Developers will now find it easier to install multiple versions of the same Snap app on the same system.
Snappy, the cross-distro app packaging and distribution format, has gained a new, albeit experimental “parallel install” feature.
When enabled the feature makes it easy to install multiple instances of the same Snap app on the same system, each with its own config and permissions set.
But it gets even better.
As well as supporting parallel installs of the same Snap, and letting users configure them independently of each other, the feature also lets developers change the release channel of each install separately.
This means, for instance, one could install the latest VLC stable release twice, then switch one of them over to the
--edge channel to test something (or play a very nerdy game of spot the difference).
Parallel Installs of Snap Apps
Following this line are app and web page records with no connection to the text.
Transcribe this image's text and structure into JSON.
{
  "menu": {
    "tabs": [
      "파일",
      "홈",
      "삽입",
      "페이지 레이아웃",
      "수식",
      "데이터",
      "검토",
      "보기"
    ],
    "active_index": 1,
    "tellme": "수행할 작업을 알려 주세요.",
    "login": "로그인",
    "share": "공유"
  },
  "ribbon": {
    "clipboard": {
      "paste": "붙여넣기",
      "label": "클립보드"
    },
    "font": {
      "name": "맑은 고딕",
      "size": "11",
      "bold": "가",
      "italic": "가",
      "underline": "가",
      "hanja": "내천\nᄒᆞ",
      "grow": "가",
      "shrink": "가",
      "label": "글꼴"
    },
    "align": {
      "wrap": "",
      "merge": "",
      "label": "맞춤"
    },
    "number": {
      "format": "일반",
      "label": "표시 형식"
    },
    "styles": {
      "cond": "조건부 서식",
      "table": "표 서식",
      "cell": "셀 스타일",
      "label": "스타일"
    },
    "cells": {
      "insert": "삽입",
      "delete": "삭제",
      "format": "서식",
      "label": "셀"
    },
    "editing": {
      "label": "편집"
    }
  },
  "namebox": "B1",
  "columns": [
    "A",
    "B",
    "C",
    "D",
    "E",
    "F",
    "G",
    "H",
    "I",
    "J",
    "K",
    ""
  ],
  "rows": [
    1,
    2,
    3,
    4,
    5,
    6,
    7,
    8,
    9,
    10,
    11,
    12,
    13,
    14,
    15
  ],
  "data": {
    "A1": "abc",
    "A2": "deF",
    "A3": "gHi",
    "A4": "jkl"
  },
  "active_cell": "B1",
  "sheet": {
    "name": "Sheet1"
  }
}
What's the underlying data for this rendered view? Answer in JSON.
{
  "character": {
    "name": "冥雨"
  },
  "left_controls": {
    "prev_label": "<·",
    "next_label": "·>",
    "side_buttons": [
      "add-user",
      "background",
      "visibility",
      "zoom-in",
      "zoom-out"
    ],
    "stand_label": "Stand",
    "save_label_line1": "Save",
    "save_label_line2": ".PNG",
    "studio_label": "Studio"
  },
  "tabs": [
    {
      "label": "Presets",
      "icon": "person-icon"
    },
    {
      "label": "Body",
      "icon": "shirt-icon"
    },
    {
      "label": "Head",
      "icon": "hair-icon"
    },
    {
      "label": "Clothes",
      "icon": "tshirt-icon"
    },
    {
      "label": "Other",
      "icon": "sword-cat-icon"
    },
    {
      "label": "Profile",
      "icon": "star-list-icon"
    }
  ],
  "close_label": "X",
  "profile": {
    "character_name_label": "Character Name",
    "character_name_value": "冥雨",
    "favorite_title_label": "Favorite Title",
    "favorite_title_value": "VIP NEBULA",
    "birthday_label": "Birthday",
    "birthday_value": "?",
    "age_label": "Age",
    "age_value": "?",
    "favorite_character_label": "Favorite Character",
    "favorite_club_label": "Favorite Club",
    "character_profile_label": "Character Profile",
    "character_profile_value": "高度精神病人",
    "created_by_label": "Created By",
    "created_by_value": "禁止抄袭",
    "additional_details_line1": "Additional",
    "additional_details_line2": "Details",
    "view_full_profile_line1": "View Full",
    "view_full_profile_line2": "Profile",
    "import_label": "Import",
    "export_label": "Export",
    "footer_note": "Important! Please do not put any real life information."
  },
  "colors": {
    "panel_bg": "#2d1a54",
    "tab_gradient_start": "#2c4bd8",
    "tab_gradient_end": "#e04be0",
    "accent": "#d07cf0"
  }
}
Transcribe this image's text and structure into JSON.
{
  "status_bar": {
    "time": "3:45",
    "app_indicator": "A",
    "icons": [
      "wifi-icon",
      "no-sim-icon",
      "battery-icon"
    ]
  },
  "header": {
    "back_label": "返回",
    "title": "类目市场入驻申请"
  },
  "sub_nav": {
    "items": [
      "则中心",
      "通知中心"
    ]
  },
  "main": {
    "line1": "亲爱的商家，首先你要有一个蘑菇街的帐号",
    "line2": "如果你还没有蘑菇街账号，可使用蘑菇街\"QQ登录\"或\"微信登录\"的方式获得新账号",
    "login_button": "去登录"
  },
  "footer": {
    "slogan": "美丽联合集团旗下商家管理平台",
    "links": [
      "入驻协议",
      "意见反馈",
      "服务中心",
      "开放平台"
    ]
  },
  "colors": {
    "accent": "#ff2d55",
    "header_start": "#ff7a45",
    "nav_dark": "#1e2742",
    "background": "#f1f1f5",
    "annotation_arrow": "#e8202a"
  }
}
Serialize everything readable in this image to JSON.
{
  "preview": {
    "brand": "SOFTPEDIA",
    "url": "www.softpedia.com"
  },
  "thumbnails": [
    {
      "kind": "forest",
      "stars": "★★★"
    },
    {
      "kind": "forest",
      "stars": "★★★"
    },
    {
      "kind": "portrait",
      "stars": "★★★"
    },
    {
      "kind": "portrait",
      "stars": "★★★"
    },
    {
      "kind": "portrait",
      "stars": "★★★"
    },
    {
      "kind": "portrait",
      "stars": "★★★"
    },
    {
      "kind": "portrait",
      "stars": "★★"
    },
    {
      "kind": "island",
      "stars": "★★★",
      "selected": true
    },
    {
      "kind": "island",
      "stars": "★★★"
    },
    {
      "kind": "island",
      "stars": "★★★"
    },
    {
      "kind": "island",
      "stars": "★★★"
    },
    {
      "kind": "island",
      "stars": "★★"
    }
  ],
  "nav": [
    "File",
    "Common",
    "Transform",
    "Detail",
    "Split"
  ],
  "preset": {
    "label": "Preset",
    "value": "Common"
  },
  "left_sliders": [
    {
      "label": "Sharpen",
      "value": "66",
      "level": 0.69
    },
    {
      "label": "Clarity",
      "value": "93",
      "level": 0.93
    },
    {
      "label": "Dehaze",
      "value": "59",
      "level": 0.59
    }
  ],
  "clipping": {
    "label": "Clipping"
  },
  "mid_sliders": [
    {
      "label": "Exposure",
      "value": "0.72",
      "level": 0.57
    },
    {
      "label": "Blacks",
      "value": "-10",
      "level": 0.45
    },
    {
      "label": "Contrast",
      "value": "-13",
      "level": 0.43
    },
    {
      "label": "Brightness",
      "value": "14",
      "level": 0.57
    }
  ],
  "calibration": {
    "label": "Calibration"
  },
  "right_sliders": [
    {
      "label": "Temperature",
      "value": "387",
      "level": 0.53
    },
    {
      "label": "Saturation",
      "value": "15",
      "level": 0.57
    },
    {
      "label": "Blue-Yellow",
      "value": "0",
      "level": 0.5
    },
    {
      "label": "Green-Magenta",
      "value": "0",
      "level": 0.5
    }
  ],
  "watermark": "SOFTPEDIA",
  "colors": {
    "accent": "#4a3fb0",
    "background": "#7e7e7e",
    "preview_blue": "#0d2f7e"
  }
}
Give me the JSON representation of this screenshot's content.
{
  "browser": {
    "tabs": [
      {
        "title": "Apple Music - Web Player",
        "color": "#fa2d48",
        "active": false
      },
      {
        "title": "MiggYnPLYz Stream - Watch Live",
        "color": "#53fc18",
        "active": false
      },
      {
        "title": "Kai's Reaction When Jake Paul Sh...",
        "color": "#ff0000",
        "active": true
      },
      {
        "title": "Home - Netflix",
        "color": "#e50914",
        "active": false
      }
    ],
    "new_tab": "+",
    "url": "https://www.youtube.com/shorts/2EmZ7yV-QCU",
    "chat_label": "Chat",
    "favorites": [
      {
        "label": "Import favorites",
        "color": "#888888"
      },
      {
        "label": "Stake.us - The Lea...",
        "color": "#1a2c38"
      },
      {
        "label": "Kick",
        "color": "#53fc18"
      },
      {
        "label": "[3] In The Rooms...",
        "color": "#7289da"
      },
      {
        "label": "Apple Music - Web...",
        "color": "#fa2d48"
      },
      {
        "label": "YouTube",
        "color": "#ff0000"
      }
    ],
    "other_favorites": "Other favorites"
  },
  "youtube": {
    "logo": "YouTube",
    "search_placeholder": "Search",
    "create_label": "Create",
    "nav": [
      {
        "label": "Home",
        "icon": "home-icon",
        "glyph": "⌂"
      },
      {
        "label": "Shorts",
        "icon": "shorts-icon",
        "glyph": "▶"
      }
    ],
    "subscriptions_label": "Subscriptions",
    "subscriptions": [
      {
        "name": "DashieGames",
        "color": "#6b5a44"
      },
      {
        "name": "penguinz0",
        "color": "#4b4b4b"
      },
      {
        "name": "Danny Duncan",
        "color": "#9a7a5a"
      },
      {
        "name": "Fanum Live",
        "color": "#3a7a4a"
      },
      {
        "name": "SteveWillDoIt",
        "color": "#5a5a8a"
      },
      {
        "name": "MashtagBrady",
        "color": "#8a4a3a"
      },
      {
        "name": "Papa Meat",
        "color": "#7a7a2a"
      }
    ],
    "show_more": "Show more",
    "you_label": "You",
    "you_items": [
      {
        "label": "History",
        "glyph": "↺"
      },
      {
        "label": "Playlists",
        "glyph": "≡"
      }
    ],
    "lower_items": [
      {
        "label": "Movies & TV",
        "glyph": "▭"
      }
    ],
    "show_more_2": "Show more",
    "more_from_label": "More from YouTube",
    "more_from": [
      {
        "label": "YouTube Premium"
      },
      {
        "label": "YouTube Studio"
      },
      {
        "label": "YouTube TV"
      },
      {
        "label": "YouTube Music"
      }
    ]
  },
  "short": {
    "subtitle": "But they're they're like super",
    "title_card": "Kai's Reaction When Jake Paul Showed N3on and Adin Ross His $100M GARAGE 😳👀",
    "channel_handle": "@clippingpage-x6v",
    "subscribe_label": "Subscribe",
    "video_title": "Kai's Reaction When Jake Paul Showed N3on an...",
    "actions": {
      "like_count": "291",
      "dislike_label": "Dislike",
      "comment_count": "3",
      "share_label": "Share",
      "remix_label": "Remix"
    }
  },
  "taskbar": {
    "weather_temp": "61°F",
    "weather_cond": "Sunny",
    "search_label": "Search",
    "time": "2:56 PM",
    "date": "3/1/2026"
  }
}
I really like the command line approach Snappy takes with installing parallels Snaps. There’s nothing fussy or complex to it.
For example, I’d install the first copy of, say, the VLC Snap app as normal:
snap install vlc
And then install a second copy like so:
sudo snap install vlc_2
Because Snapd understands that the underscore means I want the same snap app, but in its own instance, I don’t need to do anything other than give it a name.
I can then switch the second one over to the development channel:
sudo refresh --edge vlc_2
For even more fun I can install a third version of the same app, this time from the beta channel:
snap install --beta vlc_3
Now, if you felt particularly unhinged you could continue to amend the alphanumeric term after the underscore to install the same snap app 100 times over or more (pro tip: use a useful term to differentiate installs, e.g.,
While experimental parallel install let you have multiple versions of the same Snap app installed you, generally speaking, shouldn’t try to run multiple versions of the same app at the same time.
Why? Well, because most software wasn’t designed that way! This is something that Snappy developers point out in a blog post documenting the experimental new feature:
“Parallel installs do offer a great deal of flexibility, but it is important to remember than (sic) most applications are designed to run individually on a system,”
“If you have a snap that runs a service, only one instance will be able to bind to a predefined port, while others will fail,” they add.
On the bright side developers (as well as random software enthusiasts like me) now have an easy way to run multiple versions of the same Snap apps separately, safely, isolated from each other, on the Linux desktop.
My previous approach was to install a Snap, a repo version, and, if third copy was required, an AppImage (where available).
How to Enable Parallel Install in Snapd
For now, the Snapd parallel install option is an experimental feature intended for development and testing purposes only.
The feature requires the following flag to be set, which is only available in Snapd 2.36 onwards:
snap set system experimental.parallel-instances=true
To disable and turn the feature off run the same command again, this time with false at the end:
snap set system experimental.parallel-instances=false